This should have been Celtic’s chance to respond, just days after their Hampden Park humiliation. Instead it was another stark demonstration of their failings, which increasingly make Deila’s position at the club harder to justify. Once seen as the thinking man of Scottish football’s simmering hotbed, the Norwegian is now the coach of a team that seemingly does very little thinking at all.
Scott Brown, who could do little as a still-injured second-half substitute on Sunday, was the embodiment of any abiding frustrations early on, nipping at the heels of every Aberdeen player close enough. He took his exasperation out on the ball too, striking over with a drive from the edge of the box 15 minutes in.
It did not take long for the angst to translate into assured control, though, as Celtic started to take a grip of the contest. Nir Bitton tested the Dons goalkeeper Scott Brown with a free-kick and Leigh Griffiths curled an effort wide soon after.
With Griffiths up front Celtic have an enduring outlet, willing to chase down everything, turning even the crudest hoof-and-hope into a potential assist. Stuart Armstrong, too, looked lively down the left, fizzing a cross along the goalline as the hosts weathered a storm greater than anything to come off the North Sea in recent weeks.

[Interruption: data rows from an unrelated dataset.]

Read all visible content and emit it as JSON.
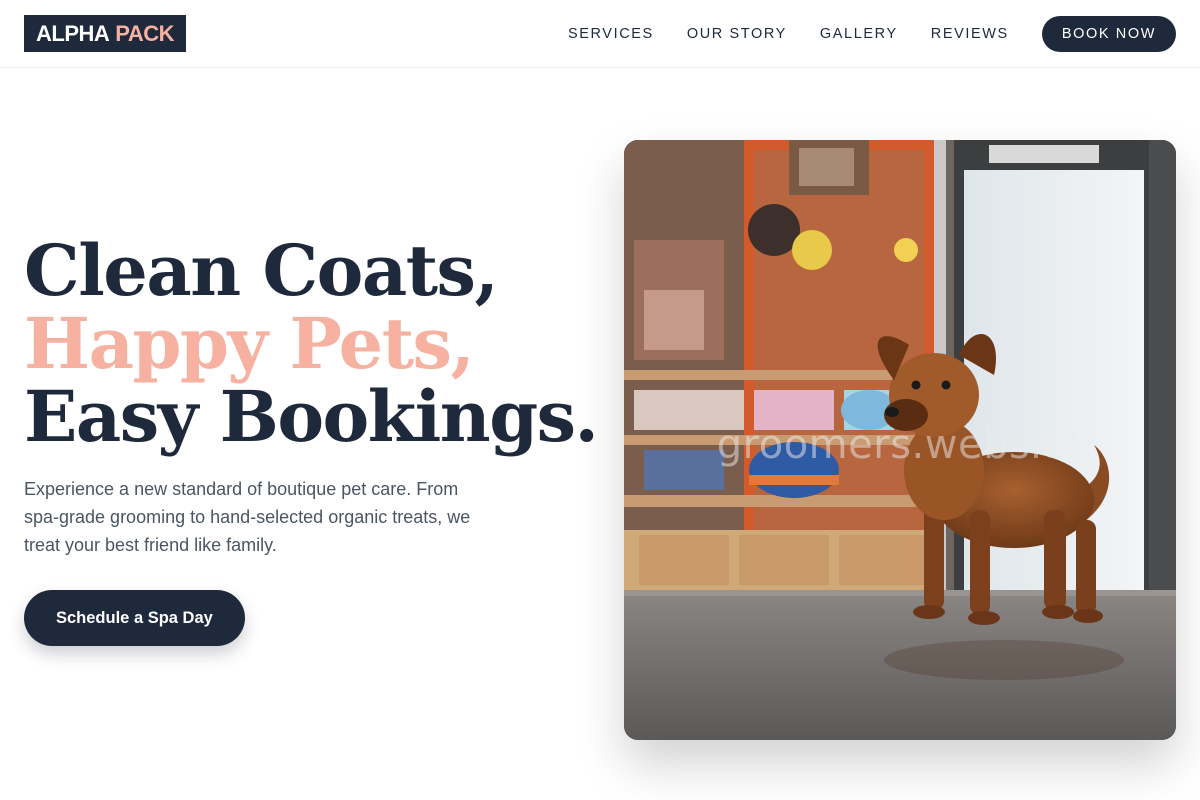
{
  "brand": {
    "name_primary": "ALPHA",
    "name_accent": "PACK"
  },
  "nav": {
    "links": [
      "SERVICES",
      "OUR STORY",
      "GALLERY",
      "REVIEWS"
    ],
    "cta_label": "BOOK NOW"
  },
  "hero": {
    "headline_line1": "Clean Coats,",
    "headline_line2": "Happy Pets,",
    "headline_line3": "Easy Bookings.",
    "lede": "Experience a new standard of boutique pet care. From spa-grade grooming to hand-selected organic treats, we treat your best friend like family.",
    "cta_label": "Schedule a Spa Day",
    "image_watermark": "groomers.website"
  },
  "colors": {
    "navy": "#1e293b",
    "accent_pink": "#f6b1a0",
    "body_text": "#4b5563"
  }
}
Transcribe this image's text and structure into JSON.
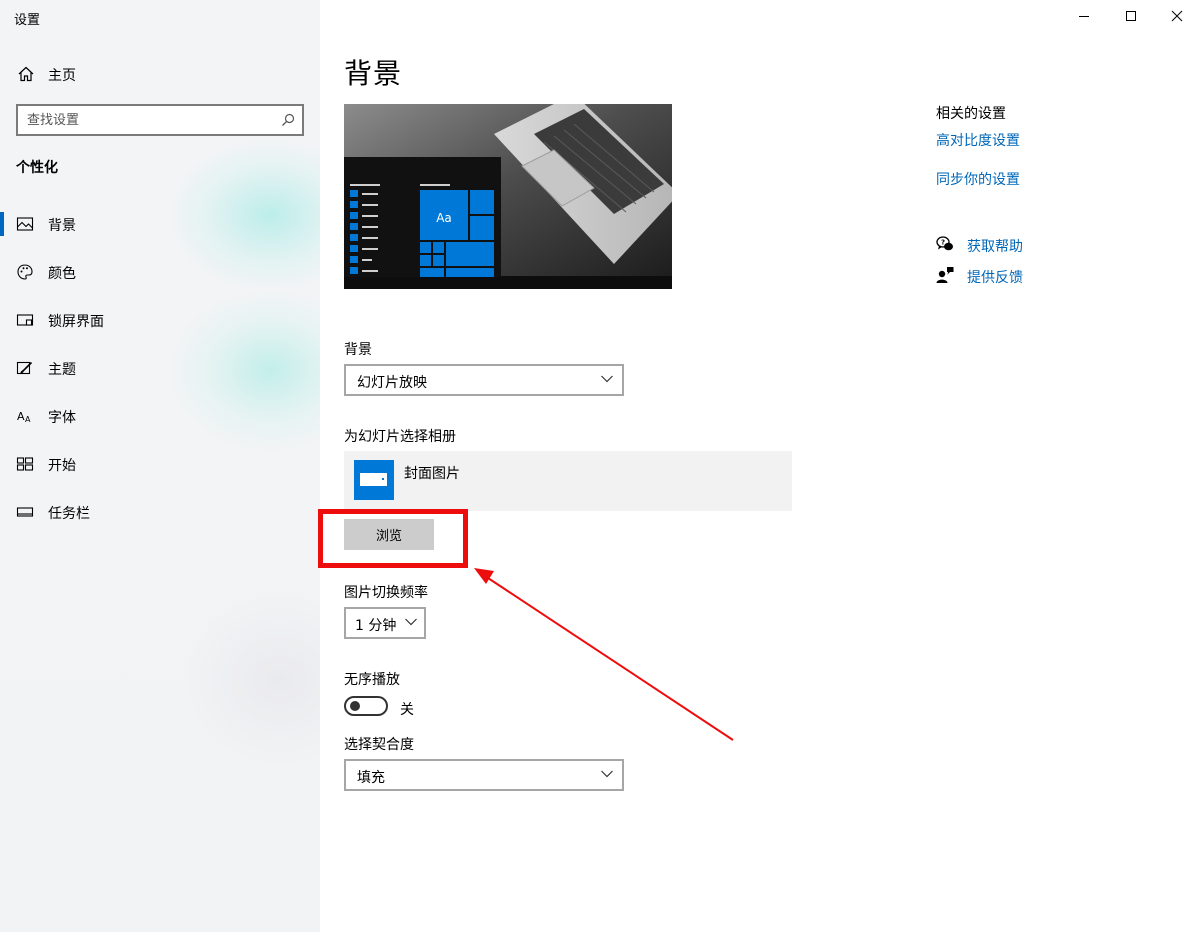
{
  "window": {
    "title": "设置",
    "minimize_icon": "minimize-icon",
    "maximize_icon": "maximize-icon",
    "close_icon": "close-icon"
  },
  "sidebar": {
    "home_label": "主页",
    "search_placeholder": "查找设置",
    "section_title": "个性化",
    "items": [
      {
        "label": "背景",
        "icon": "picture-icon",
        "active": true
      },
      {
        "label": "颜色",
        "icon": "palette-icon"
      },
      {
        "label": "锁屏界面",
        "icon": "lockscreen-icon"
      },
      {
        "label": "主题",
        "icon": "theme-brush-icon"
      },
      {
        "label": "字体",
        "icon": "font-icon"
      },
      {
        "label": "开始",
        "icon": "start-icon"
      },
      {
        "label": "任务栏",
        "icon": "taskbar-icon"
      }
    ]
  },
  "main": {
    "title": "背景",
    "preview": {
      "tile_label": "Aa"
    },
    "background_label": "背景",
    "background_value": "幻灯片放映",
    "album_label": "为幻灯片选择相册",
    "album_name": "封面图片",
    "browse_label": "浏览",
    "interval_label": "图片切换频率",
    "interval_value": "1 分钟",
    "shuffle_label": "无序播放",
    "shuffle_state": "关",
    "fit_label": "选择契合度",
    "fit_value": "填充"
  },
  "related": {
    "title": "相关的设置",
    "links": [
      "高对比度设置",
      "同步你的设置"
    ],
    "help_label": "获取帮助",
    "feedback_label": "提供反馈"
  },
  "colors": {
    "accent": "#0067b8",
    "annotation": "#ee0d0d"
  }
}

And yet it was Celtic who fell behind just after the half-hour mark. With Aberdeen’s first effort of the match Dubliner Jonny Hayes struck a fierce drive on the bounce, catching out Craig Gordon at his near post. Six minutes later, the Dons doubled their advantage as Simon Church bundled home Hayes’s inswinging corner.

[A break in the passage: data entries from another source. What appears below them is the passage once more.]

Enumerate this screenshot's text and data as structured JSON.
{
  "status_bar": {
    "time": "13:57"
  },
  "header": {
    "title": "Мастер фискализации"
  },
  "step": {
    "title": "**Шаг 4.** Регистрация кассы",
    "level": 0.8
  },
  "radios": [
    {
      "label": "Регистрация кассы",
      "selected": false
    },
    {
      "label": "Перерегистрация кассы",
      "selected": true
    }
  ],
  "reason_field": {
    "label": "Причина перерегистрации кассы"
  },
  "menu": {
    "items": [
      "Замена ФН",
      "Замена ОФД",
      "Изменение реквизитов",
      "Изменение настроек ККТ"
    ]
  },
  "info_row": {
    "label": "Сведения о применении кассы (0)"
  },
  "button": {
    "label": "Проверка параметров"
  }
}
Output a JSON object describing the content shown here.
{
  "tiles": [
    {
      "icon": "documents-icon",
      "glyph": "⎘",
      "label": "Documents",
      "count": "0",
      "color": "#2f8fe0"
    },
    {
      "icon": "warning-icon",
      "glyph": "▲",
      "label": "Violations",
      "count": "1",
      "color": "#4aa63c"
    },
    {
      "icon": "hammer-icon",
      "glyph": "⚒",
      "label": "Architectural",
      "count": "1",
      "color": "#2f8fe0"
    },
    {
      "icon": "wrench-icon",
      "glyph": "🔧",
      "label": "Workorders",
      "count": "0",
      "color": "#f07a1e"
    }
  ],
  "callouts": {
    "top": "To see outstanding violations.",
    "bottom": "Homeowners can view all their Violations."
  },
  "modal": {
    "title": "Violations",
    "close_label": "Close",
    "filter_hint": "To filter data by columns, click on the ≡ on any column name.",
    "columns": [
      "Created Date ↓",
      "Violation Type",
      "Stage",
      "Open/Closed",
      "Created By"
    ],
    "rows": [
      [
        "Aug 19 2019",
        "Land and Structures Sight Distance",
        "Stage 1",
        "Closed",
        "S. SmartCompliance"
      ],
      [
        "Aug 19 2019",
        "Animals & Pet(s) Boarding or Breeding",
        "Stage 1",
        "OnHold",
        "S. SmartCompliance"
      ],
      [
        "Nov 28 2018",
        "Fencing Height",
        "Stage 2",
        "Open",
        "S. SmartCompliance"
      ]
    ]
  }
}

Aberdeen’s season has been somewhat inconsistent. Their eight-game winning start to the campaign was followed by a five-match winless slump – and that sequence has set something of a tone for Derek McInnes’s side this term. There were inconsistencies in this performance too, allowing Celtic the majority of possession for some spells of the match before hassling and harrying them relentlessly in others.
Celtic, however, were even harder to gauge. A team so accustomed to high-pressure situations should not be so fragile but such weakness has become a crippling hallmark of Deila’s side this season. Griffiths appeared the only one not panicked by the scenario in which his side found themselves.
Colin Kazim-Richards was introduced at the interval in a move just as desperate as his deadline day switch from Feyenoord. His first touch as a Celtic player – an aimless, unchallenged, header straight out of play – did not bode well. Indeed, Celtic’s comeback never materialised, although Griffiths’s stoppage-time goal at least shortened the stick with which to beat Deila. Even still, how many more strikes can the Norwegian endure?